Neuroscience research with the aim of understanding the relationship between the brain’s electrical signals and human emotions is beginning to yield practical results. Thync is about to launch a wearable device designed to modify people’s moods by targeting electric currents and ultrasound waves into the right parts of the brain.

Thync: a Brain-Connected Mood-Altering Device

Great headway is now being made with the technologies underpinning electroencephalography – i.e. the analysis of the electrical signals in the synapses, the connections between neurons in the brain – and they are starting to be used for a variety of practical purposes.

The trend has been stimulated by the growing use of low-cost electroencephalogram (EEG) headsets, which use electrodes placed on the forehead to gather electrical signals emitted by the brain and translate them into electronic signals. The best-known start-up in this field is Neurosky, with its Mindwave EEG headset, which allows you to perform such tasks as controlling your car using just the power of thought. The main hurdle to be overcome here however is the ‘education’ phase. In order to control the car you have to think about a cube that is moving, which probably does not come very naturally to most people.
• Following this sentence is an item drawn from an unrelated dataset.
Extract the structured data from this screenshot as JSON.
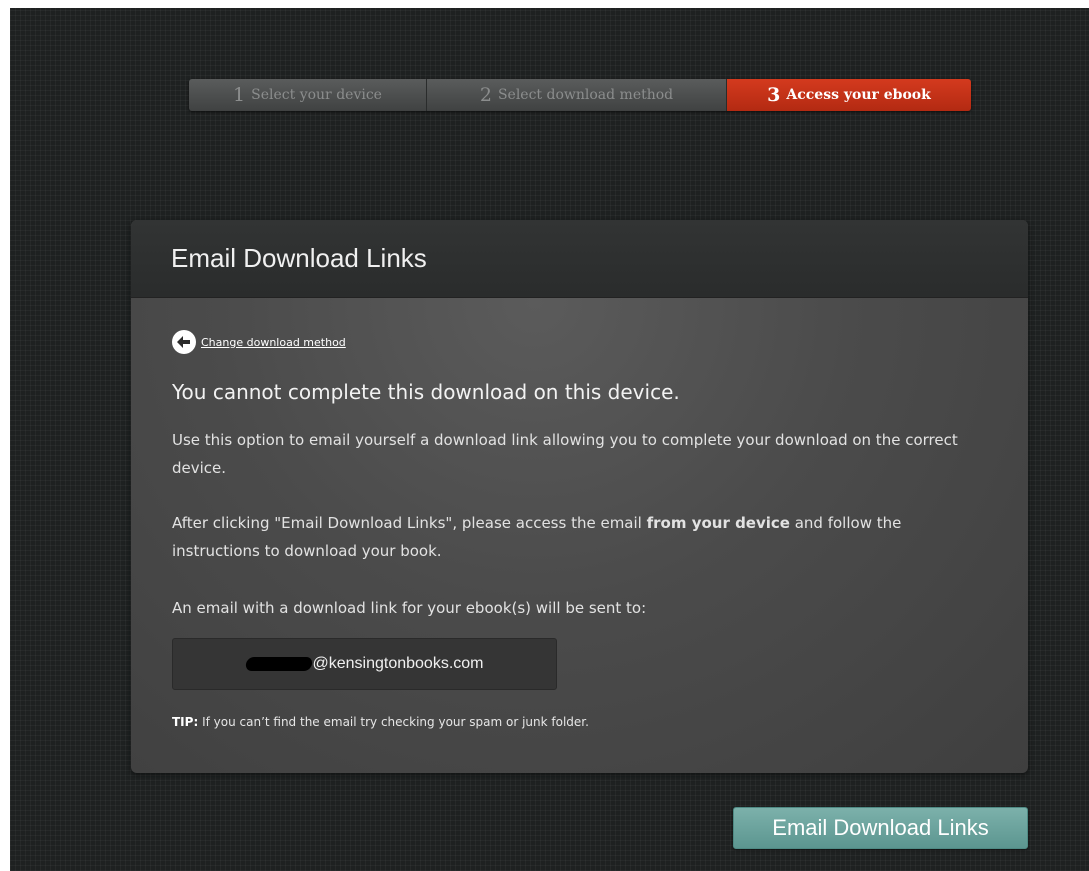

Similarly, startup MindRDR uses EEG headsets to control connected objects such as Google Glass. If you concentrate hard enough, you can take a photo with the glasses and then post it on Instagram.

Meanwhile Thync also measures the brain’s electrical activity but has a more pro-active intent: to modify neuron activity.

The wearable device – expected to take the form of a headset – is based on neuro-signalling, a technique which uses ultrasound waves to communicate with neuron connections, which can alter the user’s mood. The headset will send electrical signals and/or ultrasound waves to those specific areas of the brain corresponding to energy, calm and concentration.  You will be able to control the type and intensity of the waves via an app on your smartphone.

The Thync founders are hoping to popularise the use of transcranial direct-current stimulation (tDCS), a form of neuro-stimulation which uses constant low current delivered directly to the brain area via small electrodes, as a consumer trend.  This technique has actually been in use for years as a treatment for depression, failing memory, and similar common conditions. The company, which has raised $13 million from investors since it was set up in 2011, expects to take a slice of the burgeoning wearable electronics market, which is forecast to be worth an annual $7 billion by 2015.

By Arthur de Villemandy